So what does that mean? Space-time is constant and has intervals that are constant. eg similar to what we believed time to be like, seconds, minutes hours, etc. We are therefore all constantly travelling through space-time at the same rate, we all experience the same amount of space-time.
Now it gets rather beautiful!
It turns out there is a universal speed limit and it defines how much space-time we all travel through in a given "time" (this time is not normal time im using it illustrate a interval of space-time). Everything travels through the same amount of space-time relative to eachother (constant). So space-time is made out of space and time so we can choose how much of each to travel through. You travel through more space, you experience less time and vise versa. You could be stationary and so spend all your space-time going through time. Therefore stationary observers experience the most time.

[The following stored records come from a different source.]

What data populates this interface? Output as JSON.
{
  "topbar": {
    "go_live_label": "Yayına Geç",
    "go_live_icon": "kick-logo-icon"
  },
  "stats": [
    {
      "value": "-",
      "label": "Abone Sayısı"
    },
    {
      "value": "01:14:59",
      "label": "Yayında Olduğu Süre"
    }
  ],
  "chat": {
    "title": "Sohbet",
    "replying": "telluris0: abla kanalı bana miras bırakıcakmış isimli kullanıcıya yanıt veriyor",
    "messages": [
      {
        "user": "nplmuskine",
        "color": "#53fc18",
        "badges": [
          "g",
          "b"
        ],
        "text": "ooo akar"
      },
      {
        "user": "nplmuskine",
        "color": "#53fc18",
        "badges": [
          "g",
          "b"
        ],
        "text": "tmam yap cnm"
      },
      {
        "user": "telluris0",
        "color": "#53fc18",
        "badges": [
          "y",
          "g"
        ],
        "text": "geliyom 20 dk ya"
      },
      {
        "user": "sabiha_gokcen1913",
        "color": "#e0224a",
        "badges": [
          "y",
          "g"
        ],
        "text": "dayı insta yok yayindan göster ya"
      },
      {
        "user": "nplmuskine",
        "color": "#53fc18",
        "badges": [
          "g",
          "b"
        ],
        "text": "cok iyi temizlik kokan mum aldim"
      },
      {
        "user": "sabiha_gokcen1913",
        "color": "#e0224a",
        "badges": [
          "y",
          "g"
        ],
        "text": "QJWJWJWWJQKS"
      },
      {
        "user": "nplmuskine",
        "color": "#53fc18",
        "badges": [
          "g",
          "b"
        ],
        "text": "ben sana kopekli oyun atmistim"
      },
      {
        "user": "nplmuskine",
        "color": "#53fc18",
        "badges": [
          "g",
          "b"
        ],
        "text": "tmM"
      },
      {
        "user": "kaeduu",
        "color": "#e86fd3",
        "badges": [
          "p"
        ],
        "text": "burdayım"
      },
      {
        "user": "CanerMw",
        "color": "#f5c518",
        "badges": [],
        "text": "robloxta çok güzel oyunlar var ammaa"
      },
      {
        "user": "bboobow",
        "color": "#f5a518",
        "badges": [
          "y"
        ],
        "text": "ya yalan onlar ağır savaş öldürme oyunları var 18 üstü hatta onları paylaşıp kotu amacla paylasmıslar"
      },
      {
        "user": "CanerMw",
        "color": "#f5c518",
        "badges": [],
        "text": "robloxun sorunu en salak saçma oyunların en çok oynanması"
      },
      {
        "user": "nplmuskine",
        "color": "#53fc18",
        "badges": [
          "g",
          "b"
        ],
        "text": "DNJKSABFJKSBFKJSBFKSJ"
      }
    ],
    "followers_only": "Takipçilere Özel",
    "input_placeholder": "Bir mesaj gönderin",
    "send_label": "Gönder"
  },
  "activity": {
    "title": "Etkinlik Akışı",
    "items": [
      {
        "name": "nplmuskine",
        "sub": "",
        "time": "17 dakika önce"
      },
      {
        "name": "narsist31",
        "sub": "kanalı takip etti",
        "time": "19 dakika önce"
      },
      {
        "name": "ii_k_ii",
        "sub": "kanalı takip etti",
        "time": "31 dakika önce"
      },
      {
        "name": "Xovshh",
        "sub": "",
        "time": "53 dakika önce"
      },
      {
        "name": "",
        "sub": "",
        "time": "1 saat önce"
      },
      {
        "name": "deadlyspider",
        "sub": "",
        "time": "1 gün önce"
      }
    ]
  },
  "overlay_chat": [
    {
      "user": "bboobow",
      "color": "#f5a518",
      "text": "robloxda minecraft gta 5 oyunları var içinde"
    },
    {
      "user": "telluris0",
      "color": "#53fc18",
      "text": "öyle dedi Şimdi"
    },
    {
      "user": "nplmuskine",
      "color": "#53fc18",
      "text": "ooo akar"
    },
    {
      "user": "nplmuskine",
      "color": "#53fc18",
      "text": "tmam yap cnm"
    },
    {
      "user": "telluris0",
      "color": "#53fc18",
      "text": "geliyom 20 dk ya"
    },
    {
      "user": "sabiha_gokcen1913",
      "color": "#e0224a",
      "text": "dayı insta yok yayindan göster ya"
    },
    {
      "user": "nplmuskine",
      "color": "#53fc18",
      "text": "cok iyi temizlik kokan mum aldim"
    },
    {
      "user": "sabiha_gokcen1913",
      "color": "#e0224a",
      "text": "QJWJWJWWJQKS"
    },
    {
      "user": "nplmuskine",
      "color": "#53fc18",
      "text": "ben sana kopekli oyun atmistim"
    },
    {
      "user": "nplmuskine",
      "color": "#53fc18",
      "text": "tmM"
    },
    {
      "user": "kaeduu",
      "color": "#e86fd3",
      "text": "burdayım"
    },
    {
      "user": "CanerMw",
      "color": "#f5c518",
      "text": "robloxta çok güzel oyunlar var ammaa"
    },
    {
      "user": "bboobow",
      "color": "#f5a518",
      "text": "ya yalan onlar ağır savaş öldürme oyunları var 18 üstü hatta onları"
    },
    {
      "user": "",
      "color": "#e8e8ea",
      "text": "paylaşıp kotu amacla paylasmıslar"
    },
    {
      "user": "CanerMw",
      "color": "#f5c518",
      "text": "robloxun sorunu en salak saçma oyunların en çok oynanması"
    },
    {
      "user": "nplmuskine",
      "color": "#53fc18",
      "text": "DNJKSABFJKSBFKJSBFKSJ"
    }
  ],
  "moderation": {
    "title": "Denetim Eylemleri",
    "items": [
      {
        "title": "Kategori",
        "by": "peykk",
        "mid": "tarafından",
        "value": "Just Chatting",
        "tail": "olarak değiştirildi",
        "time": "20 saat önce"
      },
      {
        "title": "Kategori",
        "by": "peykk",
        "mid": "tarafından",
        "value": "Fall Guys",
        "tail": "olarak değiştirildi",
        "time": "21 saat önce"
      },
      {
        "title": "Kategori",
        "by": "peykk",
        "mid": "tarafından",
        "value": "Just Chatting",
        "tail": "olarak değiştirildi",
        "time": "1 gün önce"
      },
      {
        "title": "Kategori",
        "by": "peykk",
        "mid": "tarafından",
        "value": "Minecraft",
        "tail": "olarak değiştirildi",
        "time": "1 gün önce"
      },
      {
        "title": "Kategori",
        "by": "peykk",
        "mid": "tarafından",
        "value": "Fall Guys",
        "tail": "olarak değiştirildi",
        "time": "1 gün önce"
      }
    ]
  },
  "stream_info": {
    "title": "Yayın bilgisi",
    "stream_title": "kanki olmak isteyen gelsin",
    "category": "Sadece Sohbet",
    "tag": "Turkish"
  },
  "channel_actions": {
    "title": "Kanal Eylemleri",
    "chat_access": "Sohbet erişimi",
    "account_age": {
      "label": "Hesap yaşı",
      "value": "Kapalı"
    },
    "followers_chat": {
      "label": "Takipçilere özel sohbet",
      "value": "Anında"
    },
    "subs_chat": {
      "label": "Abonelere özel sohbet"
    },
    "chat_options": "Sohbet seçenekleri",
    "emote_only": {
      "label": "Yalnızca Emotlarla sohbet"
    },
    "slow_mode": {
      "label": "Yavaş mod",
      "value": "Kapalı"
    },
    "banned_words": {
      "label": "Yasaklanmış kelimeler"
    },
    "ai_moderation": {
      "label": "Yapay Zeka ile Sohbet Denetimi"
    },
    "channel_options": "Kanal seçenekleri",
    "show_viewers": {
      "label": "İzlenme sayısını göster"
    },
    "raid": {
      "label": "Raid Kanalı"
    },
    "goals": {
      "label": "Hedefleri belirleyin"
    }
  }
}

Finally it is commonly believed that the speed through space-time is in fact the speed of light and that the speed of light is not a property of light, rather a consequence of having no mass. So with no mass you travel at the universal speed limit through space-time. This can help explain why the speed of light is constant in a vacuum.
It also means that light is travelling through maximum space from our reference frame, which implies it travels through no time at all. From the photons perspective it travels through no time and no space at all. Now limit sets the reason why time travel is impossible. Light travels at the maximum speed and travels the maximum distance in space and experiences no time at all. So the only way to go back in time would be to travel faster than the speed of light, which as we know is impossible as it is the speed we travel through the constant of the space-time continuum.
I hope that helped answer your question.
If you have any further questions or need more detailed or simplified explanations please don't hesitate to write in the comments section.
The Surf Graduate